P p 3 into
into Sickness, for fear Men should, at any Time, escape their Authority. Do they not, from a continual and perfect: Health, infer an Argument of some great Sickness to ensue? I have been sick often enough, and have, without their Aid, found my Maladies as easy to be supported (tho' I have made trial of almost all sorts) and as short, as those of any other, without swallowing their nauseous Doses. The Health I have is full and free, without other Rule or Discipline than my own Custom and Pleasure: Every Place serves me well enough to stay in, for I need no other Conveniences when I am sick, than what I must have when I am well: I never disturb myself that I have no Physician, no Apothecary, nor any other Assistance, which I see most Men more afflicted at, than they are with their Disease! What, do the Physicians themselves, by the Felicity and Duration of their own Lives, convince us of the apparent Effect of their Skill?
There is not a Nation in the World that has not been Physic un- many Ages without Physic •, and the first kmwn to many Ages, that is to fay, the best and most haptfations. py? knew no such Thing j and the tenth Part
of the World knows nothing of it to this Day. Several Nations are ignorant of it, where Men live more healthful and longer than we do here, and even, amongst: us, the common People live happily without it. The Romans were s six hundred Years before they received it; and, after having made trial of it, banished it from their City, at the Instance of Cato the Censor, who made it appear, how easy it was to live without it, having himself lived fourscore and five Years h -, and kept his Wife alive to an extreme Old-age, not without Physic, but without a Physician; for every Thing that we find healthful to Life,

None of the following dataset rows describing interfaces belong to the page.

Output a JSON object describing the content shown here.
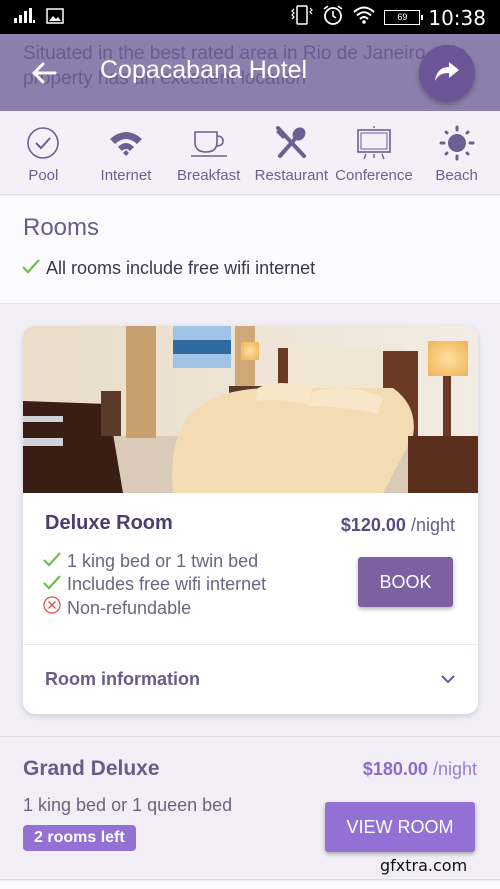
{
  "status_bar": {
    "time": "10:38",
    "battery": "69",
    "icons": [
      "signal-icon",
      "image-notification-icon",
      "vibrate-icon",
      "alarm-icon",
      "wifi-icon",
      "battery-icon"
    ]
  },
  "app_bar": {
    "title": "Copacabana Hotel",
    "behind_text": "Situated in the best rated area in Rio de Janeiro, this property has an excellent location",
    "back_icon": "arrow-back-icon",
    "share_icon": "share-icon"
  },
  "amenities": [
    {
      "label": "Pool",
      "icon": "check-circle-icon"
    },
    {
      "label": "Internet",
      "icon": "wifi-icon"
    },
    {
      "label": "Breakfast",
      "icon": "coffee-cup-icon"
    },
    {
      "label": "Restaurant",
      "icon": "cutlery-icon"
    },
    {
      "label": "Conference",
      "icon": "presentation-board-icon"
    },
    {
      "label": "Beach",
      "icon": "sun-icon"
    }
  ],
  "rooms": {
    "heading": "Rooms",
    "note": "All rooms include free wifi internet"
  },
  "deluxe": {
    "name": "Deluxe Room",
    "price": "$120.00",
    "per": "/night",
    "features": [
      {
        "text": "1 king bed or 1 twin bed",
        "type": "check"
      },
      {
        "text": "Includes free wifi internet",
        "type": "check"
      },
      {
        "text": "Non-refundable",
        "type": "cross"
      }
    ],
    "book_label": "BOOK",
    "info_label": "Room information"
  },
  "grand": {
    "name": "Grand Deluxe",
    "price": "$180.00",
    "per": "/night",
    "beds": "1 king bed or 1 queen bed",
    "badge": "2 rooms left",
    "view_label": "VIEW ROOM"
  },
  "watermark": "gfxtra.com",
  "colors": {
    "app_bar": "#8d7fad",
    "fab": "#6b5596",
    "primary_button": "#7b619f",
    "accent": "#9370d4",
    "check": "#6cc04a",
    "cross": "#d9534f"
  }
}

% Montaigne might very well assure as, upon the Authority of Pliny, lib. 29, C. 1. That the Romans did not admit of Physic till 600 Years after the Foundation of Rome; and that, after they had made trial of the Art, they condemned and banished the Physicians from their City; but, as to his Addition, that they were expelled at the Instance of Cato the Censor, Pliay is so far from authorising it, that he expressly fays the Romans did not banisti the Physicians from their City till long after the Death of Cato. Several modern Writers have fallen into the fame Error as Montaigne, as may be seea in Bayle's Dictionary, under the Article Porcius, in the Note H,
* Idem, ibid,